They filmed the spider in the act, and you can catch that footage in the following clip.

After watching that, we’re sure you can understand why the couple was so terrified when they discovered the huntsman spider in their hotel room.

So what if we told you there’s another critter out there that can capture and kill a huntsman spider? That’s a scary thought, isn’t it?

Well it’s not just a thought, but a reality.

Reddit user u/space_monster posted a few photos that show a huntsman spider in Australia being carried away by another massive creature…a tarantula hawk wasp.

Thousands of users responded to the now-viral photos, with one person writing, “Best part about this post? We all knew it was Australia without reading the description.”

See those pictures in the tweets below.

 

According to the National Park Service, the wasps are actually nectarivores, meaning they feed on nectar. But they are called “tarantula” hawk wasps because the female wasps will kill tarantulas and other large spiders to serve as “hosts” for their eggs and larvae.

An adult female will paralyze a tarantula with its stinger, and then transport the spider back to the hawk’s nest,” reads the NPS website. “Once there, the female lays an egg in the spider’s abdomen, then covers the entrance of the burrow to trap the spider.”

Speaking of the wasp’s sting, it’s a powerful thing. The NPS says “Roadrunners are one of the few animals that will risk being stung to feed on tarantula hawks,” and for good reason. The wasps are known for having one of the most painful stings in insect world.

Entomologist Justin Schmidt created the “Schmidt sting pain index,” which is used to rank the pain of insect stings on a scale of one to four. He ranks the hawk wasp’s sting at a “four” on the scale.

Schmidt wrote a paper about the insects, and described another scientist’s response to being stung:

Undeterred after the first sting, he continued, receiving several more stings, until the pain was so great he lost all of them and crawled into a ditch and just bawled his eyes out.

In other words, the huntsman spider captured by the hawk wasp in Australia was certainly in a lot of pain before it was left paralyzed by its sting.

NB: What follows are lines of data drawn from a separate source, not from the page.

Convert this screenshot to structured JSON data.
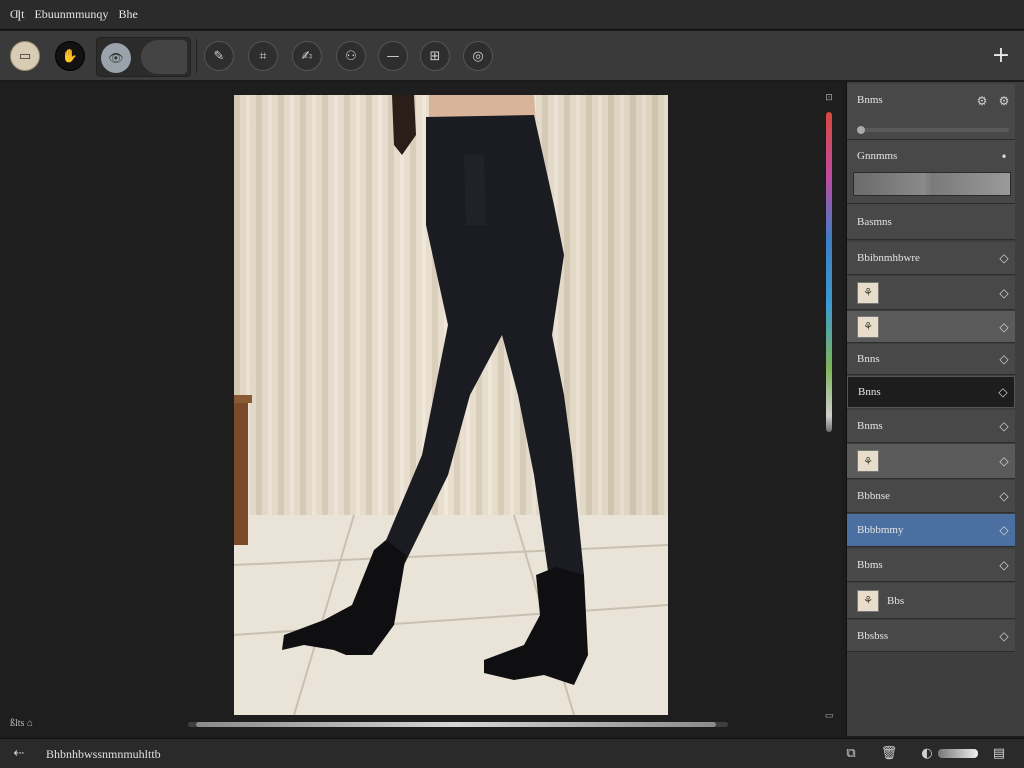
{
  "titlebar": {
    "app_icon_label": "Ƣt",
    "menu_file": "Ebuunmmunqy",
    "menu_edit": "Bhe"
  },
  "toolbar": {
    "tools": [
      {
        "name": "frame-icon",
        "glyph": "▭"
      },
      {
        "name": "hand-icon",
        "glyph": "✋"
      },
      {
        "name": "eye-icon",
        "glyph": "👁"
      },
      {
        "name": "pen-icon",
        "glyph": "✎"
      },
      {
        "name": "crop-icon",
        "glyph": "⌗"
      },
      {
        "name": "brush-icon",
        "glyph": "✍"
      },
      {
        "name": "portrait-icon",
        "glyph": "⚇"
      },
      {
        "name": "line-icon",
        "glyph": "—"
      },
      {
        "name": "grid-icon",
        "glyph": "⊞"
      },
      {
        "name": "target-icon",
        "glyph": "◎"
      }
    ],
    "add_glyph": "+"
  },
  "canvas": {
    "zoom_label": "ßlts ⌂",
    "scroll_position": 0.5
  },
  "panel": {
    "header_label": "Bnms",
    "fill_label": "Gnnmms",
    "section_label": "Basmns",
    "layers": [
      {
        "label": "Bbibnmhbwre",
        "thumb": false,
        "state": "normal"
      },
      {
        "label": "",
        "thumb": true,
        "state": "normal"
      },
      {
        "label": "",
        "thumb": true,
        "state": "hl"
      },
      {
        "label": "Bnns",
        "thumb": false,
        "state": "normal"
      },
      {
        "label": "Bnns",
        "thumb": false,
        "state": "dark"
      },
      {
        "label": "Bnms",
        "thumb": false,
        "state": "normal"
      },
      {
        "label": "",
        "thumb": true,
        "state": "hl"
      },
      {
        "label": "Bbbnse",
        "thumb": false,
        "state": "normal"
      },
      {
        "label": "Bbbbmmy",
        "thumb": false,
        "state": "sel"
      },
      {
        "label": "Bbms",
        "thumb": false,
        "state": "normal"
      },
      {
        "label": "Bbs",
        "thumb": true,
        "state": "normal"
      },
      {
        "label": "Bbsbss",
        "thumb": false,
        "state": "normal"
      }
    ]
  },
  "status": {
    "text": "Bhbnhbwssnmnmuhlttb"
  },
  "colors": {
    "selected_row": "#4a6fa0",
    "background": "#1e1e1e",
    "panel": "#3e3e3e"
  }
}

You can learn more about hawk wasps and their painful stings by tuning in to the video below. After watching the clip, you’ll find yourself praying that you’ll never make a hawk wasp angry!